Glimpse into supporting the loved ones who are supporting you
I have written about how loved ones can support someone who is sick; a vital aspect in your recovery. Today I want to write about how the one who is sick can help those people who are providing the support.
I find that it is easy to fall into the trap of self pity, and who wants to be around a self pitying sack of bones?! Yes, maybe every inch of your body is hurting, your heart is pounding, your head is spinning, you feel like your lunch may reappear, and at any moment your whole abdomen will cave in on itself in a volcano-like erruption! Sure, I think most people would agree, this feeling would justify ripping someone’s head off because they don’t do what you want!! But is that really going to help?! Because, that is only going to make them walk off in a huff, and you are left feeling like the lava is errupting all by yourself. Not helpful. Lava errupting from your chest is definetly something you want to go through with someone else!!

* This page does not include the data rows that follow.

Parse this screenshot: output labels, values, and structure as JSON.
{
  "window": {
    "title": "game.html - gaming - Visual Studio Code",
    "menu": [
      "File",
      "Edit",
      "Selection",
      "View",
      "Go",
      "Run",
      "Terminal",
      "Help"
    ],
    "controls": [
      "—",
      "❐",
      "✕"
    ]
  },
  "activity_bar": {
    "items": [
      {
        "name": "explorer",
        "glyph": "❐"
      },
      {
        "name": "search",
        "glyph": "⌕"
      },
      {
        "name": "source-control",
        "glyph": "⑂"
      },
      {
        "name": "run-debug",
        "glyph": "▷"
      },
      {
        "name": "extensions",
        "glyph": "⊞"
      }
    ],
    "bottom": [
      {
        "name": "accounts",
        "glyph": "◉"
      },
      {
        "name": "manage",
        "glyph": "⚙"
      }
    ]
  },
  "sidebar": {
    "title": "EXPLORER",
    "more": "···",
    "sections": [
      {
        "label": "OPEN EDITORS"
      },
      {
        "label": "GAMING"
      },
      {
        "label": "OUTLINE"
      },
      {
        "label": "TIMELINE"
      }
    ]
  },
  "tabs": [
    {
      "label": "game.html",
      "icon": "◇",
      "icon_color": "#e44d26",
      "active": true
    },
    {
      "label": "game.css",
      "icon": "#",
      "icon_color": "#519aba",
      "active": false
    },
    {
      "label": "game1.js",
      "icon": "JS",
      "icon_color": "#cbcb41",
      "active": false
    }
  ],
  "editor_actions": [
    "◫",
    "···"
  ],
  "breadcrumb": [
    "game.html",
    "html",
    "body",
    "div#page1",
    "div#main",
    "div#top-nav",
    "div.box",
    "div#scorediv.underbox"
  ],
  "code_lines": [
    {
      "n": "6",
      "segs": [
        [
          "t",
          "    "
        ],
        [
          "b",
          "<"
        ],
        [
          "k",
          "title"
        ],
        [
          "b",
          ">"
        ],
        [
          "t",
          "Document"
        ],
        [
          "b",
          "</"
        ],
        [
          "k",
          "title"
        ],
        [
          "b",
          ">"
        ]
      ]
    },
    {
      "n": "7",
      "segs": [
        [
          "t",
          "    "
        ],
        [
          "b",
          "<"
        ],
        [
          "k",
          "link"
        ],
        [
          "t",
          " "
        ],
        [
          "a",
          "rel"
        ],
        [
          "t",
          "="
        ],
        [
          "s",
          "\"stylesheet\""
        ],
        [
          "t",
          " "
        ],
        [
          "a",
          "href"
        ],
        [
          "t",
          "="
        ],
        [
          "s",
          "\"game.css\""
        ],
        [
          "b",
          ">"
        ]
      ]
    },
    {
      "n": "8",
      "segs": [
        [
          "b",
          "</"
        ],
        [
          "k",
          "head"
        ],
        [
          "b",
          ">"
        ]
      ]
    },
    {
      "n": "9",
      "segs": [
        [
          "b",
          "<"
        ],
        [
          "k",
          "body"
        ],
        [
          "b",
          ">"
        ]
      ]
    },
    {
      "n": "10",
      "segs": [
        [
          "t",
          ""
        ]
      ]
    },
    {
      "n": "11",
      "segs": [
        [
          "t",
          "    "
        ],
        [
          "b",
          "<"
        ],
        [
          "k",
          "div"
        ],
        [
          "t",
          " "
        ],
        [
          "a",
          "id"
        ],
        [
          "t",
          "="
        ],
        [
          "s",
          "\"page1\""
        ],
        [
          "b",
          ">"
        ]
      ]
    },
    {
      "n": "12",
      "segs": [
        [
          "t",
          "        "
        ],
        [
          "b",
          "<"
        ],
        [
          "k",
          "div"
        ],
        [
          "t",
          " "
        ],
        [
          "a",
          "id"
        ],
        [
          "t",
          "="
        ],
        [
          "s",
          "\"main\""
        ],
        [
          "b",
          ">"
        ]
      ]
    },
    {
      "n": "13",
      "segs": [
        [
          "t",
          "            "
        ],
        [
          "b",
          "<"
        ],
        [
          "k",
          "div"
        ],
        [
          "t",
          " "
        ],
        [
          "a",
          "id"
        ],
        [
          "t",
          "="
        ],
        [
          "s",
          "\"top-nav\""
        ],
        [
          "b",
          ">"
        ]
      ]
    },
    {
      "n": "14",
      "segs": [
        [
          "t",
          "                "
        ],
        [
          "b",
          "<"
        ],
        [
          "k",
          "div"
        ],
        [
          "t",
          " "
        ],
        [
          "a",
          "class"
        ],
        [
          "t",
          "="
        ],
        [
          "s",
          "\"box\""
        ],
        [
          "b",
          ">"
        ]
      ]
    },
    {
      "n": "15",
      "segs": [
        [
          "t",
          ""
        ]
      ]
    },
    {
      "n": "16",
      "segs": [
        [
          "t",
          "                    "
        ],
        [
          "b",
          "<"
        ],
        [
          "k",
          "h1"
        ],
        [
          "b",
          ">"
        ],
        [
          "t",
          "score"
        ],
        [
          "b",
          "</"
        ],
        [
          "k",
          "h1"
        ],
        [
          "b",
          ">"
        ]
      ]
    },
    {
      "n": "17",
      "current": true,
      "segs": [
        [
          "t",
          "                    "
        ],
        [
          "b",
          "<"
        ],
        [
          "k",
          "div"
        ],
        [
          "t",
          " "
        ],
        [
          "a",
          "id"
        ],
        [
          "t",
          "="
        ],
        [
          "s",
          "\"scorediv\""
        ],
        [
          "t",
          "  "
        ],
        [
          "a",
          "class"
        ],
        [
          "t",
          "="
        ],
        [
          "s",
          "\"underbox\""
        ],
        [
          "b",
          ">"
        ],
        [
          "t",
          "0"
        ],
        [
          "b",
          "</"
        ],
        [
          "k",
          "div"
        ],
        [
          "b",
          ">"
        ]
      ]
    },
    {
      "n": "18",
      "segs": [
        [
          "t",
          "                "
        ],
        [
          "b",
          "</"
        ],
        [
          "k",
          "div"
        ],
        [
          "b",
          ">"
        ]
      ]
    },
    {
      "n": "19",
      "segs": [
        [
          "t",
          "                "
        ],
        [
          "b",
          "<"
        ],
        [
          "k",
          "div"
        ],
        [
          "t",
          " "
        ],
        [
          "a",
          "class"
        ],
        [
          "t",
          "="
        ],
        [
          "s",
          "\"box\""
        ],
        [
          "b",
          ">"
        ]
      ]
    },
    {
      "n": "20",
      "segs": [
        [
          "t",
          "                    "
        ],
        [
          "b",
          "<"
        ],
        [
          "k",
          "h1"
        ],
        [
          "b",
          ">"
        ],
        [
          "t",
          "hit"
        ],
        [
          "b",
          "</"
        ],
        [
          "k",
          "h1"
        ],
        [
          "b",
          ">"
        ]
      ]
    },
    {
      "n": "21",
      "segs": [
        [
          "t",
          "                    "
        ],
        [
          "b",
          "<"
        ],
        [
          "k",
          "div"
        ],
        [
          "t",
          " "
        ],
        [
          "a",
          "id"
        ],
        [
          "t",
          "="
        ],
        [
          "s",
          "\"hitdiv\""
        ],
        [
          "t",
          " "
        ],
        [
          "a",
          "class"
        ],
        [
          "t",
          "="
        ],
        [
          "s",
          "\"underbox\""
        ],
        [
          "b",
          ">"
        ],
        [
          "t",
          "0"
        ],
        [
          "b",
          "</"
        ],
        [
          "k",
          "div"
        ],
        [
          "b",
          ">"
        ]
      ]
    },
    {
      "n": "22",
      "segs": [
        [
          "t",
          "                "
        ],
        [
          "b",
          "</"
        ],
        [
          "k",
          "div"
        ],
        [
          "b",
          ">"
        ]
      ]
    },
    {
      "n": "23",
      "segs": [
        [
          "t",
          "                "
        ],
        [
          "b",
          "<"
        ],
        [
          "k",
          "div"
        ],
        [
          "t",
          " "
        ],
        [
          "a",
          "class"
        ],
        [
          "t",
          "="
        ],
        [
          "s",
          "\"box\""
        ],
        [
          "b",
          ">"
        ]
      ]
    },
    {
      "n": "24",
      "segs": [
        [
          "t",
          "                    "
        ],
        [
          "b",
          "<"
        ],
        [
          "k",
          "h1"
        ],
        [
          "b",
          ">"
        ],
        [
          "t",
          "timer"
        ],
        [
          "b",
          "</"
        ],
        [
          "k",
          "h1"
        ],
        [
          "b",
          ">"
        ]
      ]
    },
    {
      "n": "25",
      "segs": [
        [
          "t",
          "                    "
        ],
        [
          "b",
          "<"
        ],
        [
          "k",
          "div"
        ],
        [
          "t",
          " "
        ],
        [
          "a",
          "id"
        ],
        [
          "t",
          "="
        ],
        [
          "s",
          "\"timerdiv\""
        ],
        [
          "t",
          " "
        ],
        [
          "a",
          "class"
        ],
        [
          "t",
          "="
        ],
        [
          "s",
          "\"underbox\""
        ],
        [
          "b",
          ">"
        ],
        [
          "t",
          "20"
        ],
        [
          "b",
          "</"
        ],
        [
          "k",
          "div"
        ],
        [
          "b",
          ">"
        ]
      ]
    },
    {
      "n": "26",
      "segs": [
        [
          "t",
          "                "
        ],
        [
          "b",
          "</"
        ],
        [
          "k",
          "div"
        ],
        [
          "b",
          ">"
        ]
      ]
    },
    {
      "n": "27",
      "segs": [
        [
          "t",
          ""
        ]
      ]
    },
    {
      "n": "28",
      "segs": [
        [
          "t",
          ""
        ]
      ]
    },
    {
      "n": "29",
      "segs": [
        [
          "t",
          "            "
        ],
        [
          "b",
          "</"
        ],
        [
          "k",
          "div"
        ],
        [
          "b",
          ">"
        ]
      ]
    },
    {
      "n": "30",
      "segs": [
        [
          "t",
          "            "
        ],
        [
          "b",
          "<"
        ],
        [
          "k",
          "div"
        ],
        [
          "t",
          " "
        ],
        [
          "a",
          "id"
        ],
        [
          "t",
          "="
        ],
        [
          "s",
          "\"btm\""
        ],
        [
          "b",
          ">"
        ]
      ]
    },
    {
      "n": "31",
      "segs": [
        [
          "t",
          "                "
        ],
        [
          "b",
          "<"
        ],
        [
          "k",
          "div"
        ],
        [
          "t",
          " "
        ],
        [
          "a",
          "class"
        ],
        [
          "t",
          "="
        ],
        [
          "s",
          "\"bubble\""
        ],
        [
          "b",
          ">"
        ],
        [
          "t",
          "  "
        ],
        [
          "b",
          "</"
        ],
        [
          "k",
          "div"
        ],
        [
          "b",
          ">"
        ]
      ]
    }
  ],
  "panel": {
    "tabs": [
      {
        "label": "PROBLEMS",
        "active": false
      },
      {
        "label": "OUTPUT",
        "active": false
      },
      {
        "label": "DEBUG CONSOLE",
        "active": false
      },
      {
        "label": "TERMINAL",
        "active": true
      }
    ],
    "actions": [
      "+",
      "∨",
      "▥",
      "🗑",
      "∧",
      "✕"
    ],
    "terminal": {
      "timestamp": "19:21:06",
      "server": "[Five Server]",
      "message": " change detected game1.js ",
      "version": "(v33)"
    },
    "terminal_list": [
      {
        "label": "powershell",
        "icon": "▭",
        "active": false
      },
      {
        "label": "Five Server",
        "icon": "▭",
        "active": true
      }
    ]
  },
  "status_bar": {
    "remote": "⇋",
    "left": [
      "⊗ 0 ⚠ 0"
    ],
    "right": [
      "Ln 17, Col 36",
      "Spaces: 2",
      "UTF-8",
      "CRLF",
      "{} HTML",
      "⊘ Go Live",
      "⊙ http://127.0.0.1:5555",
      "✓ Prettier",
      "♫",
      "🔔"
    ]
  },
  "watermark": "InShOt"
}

Does anyone know any good techniques to get through these situations? Unfortunately, making all those around you into mind readers is not an option.
I am trying to remember to take a breath, to have a quick chat to myself, and remind myself they are trying to help and that even though it is going to take a lot of energy to summon the words to explain what you want, it is going to be a lot easier than trying to apologise later. And not even that; why is it fair to make someone you love feel like crap because you feel like a live volcano. (Sure, easier said than done!).
Someone I know who has a long term illness, takes this approach. She gives herself an allotted time period to feel self pity, sadness, anger, and frustration. She lets herself dwell and be indulgent in the feeling. And then she stops, and she gets on with life. I am always in awe of this, but if you can practise this, then it is really a good way to deal with it. You can’t stop those feelings completely; that is not healthy either, so by letting yourself have them and then taking a breath and getting on with things, is going to make you feel a bit stronger.
Helping those people understand what you feel is also another thing I think will help. I know if I wasn’t going through this, I would not understand the feeling of having absolutely no energy. I don’t mean, gee I am tired, I have not stopped all day kind of no energy. I mean the kind of no energy that means even lying down you feel exhausted; that just rolling over in your bed needs determination. So sometimes, words are even a hassle. Even experiencing it, I am surprised sometimes. The effort required to do the most basic things can be massive. When your brain is churning and it is hard to follow a conversation, it is so difficult to put the words together to explain something, or to talk nicely to someone!
Let people understand the feeling of frustration and disapointment you feel about being in this siutation too. When you feel sad that you can’t go out to a party or a dinner invite because you feel too sick, then you need to talk to someone about how that makes you feel, and that you would really like some company to make up for it (instead of saying nothing and then feeling angry that they went out and left you alone). Sure, there needs to be something from their end too, as it isn’t your fault you are sick and they need to think about sacrifising a little so that you can be a little happier (and then you will be nicer and then they will be happier too!!).
Another thing that I think is important is to give as much as you can on your good days. Don’t over do it and wipe yourself out of course, but if you get a good day, or a few hours or even a twenty minute slot when you feel a bit more reasonable, then have a nice chat where you can be focused on the other person, or give lots of smiles, or go out and do something. Whether this is with your partner, your family or with friends, they will appreciate seeing the real you, and you will feel good for it too. Take advantage of the good moments and not just for your benefit but for them too.
Obviously, these suggestions are easier said than put into practise. But by not taking the people who are supporting you into account, the fall out can be monumental, and can affect your health too. They are your partner/family/friends because you love them and they love you; ultimately you all need to remember that and not let any illness beat that.